Entries from a dataset of interfaces
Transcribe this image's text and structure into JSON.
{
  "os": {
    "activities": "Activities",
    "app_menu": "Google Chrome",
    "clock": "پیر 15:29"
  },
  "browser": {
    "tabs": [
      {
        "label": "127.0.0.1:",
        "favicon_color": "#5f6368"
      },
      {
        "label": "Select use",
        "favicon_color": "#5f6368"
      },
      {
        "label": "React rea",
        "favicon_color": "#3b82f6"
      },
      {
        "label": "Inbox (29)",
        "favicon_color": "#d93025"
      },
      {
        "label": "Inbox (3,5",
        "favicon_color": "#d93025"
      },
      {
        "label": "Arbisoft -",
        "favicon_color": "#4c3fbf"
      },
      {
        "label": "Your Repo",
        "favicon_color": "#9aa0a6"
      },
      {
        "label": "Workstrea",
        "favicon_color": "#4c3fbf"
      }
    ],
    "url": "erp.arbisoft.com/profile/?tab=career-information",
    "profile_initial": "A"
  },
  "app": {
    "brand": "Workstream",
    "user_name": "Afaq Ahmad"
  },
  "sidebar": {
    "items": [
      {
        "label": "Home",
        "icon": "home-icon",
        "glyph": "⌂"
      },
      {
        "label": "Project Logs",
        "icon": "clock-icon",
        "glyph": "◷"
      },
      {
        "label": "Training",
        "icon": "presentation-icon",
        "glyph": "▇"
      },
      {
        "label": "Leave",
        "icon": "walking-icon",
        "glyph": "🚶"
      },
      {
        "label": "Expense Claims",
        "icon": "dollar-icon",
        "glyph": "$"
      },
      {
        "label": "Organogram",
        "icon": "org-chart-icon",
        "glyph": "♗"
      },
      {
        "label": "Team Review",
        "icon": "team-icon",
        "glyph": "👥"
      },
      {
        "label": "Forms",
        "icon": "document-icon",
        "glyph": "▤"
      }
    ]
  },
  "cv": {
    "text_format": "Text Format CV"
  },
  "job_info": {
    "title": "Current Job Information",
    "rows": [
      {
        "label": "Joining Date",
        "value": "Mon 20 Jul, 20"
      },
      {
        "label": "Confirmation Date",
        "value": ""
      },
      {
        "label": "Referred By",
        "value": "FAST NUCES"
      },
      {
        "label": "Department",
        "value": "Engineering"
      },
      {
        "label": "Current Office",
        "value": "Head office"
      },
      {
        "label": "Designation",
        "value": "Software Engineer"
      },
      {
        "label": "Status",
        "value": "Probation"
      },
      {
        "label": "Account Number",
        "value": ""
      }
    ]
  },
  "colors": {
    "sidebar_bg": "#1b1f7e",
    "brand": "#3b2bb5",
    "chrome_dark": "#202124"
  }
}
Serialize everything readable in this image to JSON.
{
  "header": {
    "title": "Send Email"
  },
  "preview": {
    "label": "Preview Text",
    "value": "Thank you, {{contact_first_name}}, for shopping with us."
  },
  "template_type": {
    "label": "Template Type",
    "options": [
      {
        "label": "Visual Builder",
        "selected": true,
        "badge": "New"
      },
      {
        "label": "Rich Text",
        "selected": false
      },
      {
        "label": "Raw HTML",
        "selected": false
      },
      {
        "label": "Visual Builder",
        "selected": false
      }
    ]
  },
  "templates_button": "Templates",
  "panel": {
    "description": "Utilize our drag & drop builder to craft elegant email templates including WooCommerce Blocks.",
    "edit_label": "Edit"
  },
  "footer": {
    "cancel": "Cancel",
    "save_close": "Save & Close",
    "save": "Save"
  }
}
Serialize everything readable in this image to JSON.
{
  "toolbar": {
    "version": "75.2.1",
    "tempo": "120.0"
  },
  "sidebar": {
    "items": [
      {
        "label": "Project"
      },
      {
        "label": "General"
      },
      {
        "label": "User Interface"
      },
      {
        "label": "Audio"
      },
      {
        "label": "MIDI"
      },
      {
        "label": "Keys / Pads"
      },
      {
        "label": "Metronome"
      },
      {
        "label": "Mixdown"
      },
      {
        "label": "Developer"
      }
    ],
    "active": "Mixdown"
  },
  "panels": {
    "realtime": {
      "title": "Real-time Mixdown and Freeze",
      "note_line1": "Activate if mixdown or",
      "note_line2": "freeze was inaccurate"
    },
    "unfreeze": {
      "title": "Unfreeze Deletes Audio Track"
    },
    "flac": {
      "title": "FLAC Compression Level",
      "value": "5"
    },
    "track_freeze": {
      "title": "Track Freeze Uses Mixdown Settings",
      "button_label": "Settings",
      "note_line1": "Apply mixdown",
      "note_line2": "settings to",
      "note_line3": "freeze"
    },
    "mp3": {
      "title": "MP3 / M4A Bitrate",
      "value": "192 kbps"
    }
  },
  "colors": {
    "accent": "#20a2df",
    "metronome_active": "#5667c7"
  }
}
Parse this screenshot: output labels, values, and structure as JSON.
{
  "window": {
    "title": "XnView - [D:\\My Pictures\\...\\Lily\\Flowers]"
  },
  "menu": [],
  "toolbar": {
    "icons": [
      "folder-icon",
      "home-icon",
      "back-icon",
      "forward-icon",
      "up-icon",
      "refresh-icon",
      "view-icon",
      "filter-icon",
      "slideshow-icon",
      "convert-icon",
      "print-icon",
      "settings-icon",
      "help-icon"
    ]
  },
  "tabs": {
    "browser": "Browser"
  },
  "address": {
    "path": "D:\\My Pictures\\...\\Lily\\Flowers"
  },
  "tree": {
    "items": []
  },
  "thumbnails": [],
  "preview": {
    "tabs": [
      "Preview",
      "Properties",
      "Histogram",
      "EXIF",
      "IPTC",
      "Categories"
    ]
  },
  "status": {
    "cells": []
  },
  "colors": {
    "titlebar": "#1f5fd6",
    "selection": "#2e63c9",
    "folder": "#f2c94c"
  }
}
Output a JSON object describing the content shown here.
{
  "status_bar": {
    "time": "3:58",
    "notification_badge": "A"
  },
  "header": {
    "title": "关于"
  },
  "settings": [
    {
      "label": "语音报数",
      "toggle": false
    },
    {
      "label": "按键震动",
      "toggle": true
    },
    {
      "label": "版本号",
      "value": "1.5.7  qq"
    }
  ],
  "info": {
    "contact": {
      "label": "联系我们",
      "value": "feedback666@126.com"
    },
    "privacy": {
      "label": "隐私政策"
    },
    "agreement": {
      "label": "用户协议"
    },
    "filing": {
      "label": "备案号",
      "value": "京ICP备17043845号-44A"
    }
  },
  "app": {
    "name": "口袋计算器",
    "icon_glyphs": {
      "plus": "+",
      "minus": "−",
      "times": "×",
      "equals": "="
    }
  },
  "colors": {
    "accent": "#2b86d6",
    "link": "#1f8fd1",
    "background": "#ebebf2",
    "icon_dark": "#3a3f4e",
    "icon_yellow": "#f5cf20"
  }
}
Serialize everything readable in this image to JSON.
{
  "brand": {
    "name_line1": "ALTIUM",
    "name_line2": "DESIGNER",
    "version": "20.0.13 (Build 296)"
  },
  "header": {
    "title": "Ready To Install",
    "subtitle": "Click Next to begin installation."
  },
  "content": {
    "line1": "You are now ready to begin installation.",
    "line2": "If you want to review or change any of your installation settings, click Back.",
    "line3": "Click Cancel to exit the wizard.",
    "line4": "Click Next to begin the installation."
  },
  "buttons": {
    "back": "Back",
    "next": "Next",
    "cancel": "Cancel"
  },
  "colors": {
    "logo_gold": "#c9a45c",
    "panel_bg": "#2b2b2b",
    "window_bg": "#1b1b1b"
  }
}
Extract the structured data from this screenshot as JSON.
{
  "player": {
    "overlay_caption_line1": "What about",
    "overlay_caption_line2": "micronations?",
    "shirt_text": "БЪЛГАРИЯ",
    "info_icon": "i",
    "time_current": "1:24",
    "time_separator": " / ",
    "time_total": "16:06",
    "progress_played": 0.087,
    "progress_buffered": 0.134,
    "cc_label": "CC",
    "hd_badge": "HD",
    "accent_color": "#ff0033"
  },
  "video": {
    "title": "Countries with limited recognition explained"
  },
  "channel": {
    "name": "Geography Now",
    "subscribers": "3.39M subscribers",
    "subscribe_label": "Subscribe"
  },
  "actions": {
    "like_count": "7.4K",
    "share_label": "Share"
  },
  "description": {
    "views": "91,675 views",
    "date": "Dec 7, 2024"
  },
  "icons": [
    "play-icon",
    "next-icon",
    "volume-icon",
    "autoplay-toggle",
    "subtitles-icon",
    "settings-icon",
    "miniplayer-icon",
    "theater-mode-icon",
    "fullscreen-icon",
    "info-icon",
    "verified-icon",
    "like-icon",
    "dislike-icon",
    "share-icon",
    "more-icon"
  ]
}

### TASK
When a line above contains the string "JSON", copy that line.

### SOLUTION TO THIS EXERCISE
Transcribe this image's text and structure into JSON.
Serialize everything readable in this image to JSON.
Serialize everything readable in this image to JSON.
Parse this screenshot: output labels, values, and structure as JSON.
Output a JSON object describing the content shown here.
Serialize everything readable in this image to JSON.
Extract the structured data from this screenshot as JSON.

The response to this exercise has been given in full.